So when you have got something, engage it in Kṛṣṇa's service. And we have no . . . nothing to offer Kṛṣṇa, then whatever you get, patraṁ puṣpaṁ phalaṁ toyam (BG 9.26), Kṛṣṇa is satisfied in every way. This is the meaning of vijānataḥ. One must be in the full knowledge. Then there will be no more lamentation and no more hankering. That is the stage of spiritual platform.

brahma-bhūtaḥ prasannātmā
na śocati ne kāṅkṣati
samaḥ sarveṣu bhūteṣu...
(BG 18.54)

Then you can see everyone on the same platform, that everyone is a spiritual spark. Na vijugupsate. Then you do not say, "Oh, he's lower; he's higher.
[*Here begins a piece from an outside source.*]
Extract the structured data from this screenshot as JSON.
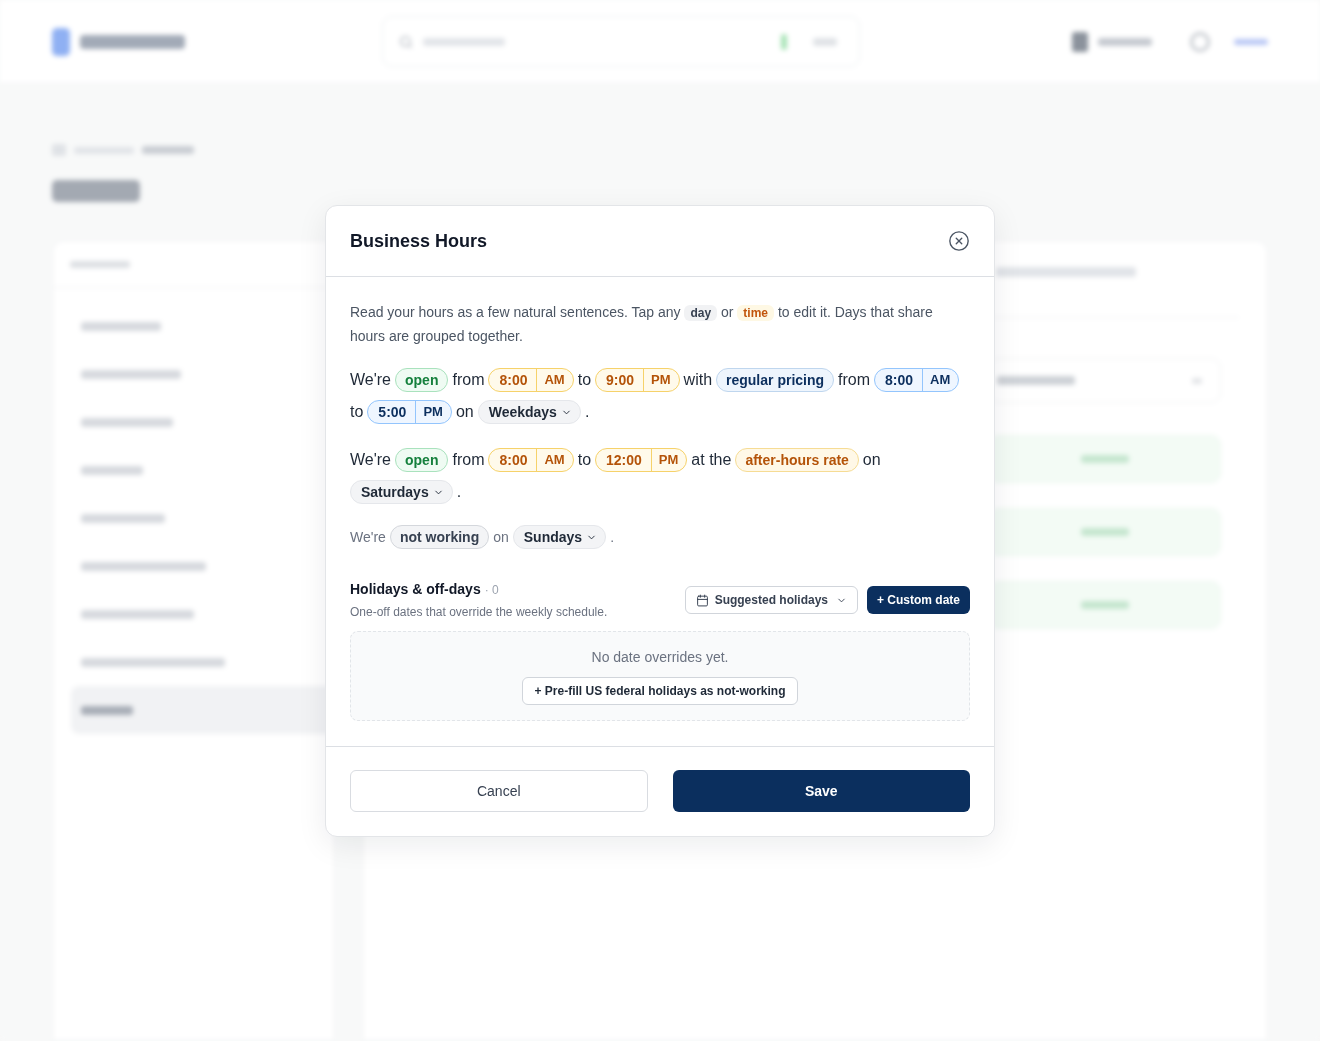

He's intelligent; he is fool." That is also confirmed in the Bhagavad-gītā: paṇḍitāḥ sama-darśinaḥ (BG 5.18). Paṇḍitāḥ means learned. He's vijānataḥ, one who knows.

So in the Vedic literature, you won't find something different in Bhagavad-gītā and some things different in Īśopaniṣad or something is different in the Vedas. No. They are the same thing is explained in different languages in different scriptures. But one has to know the art, how to understand them.

Thank you very much.

Devotees: All glories to Your Divine Grace.

Prabhupāda: Chant Hare Kṛṣṇa.

Devotee: Hare Kṛṣṇa.

(18:20) (kīrtana) (Prabhupāda plays gong) (break) (end)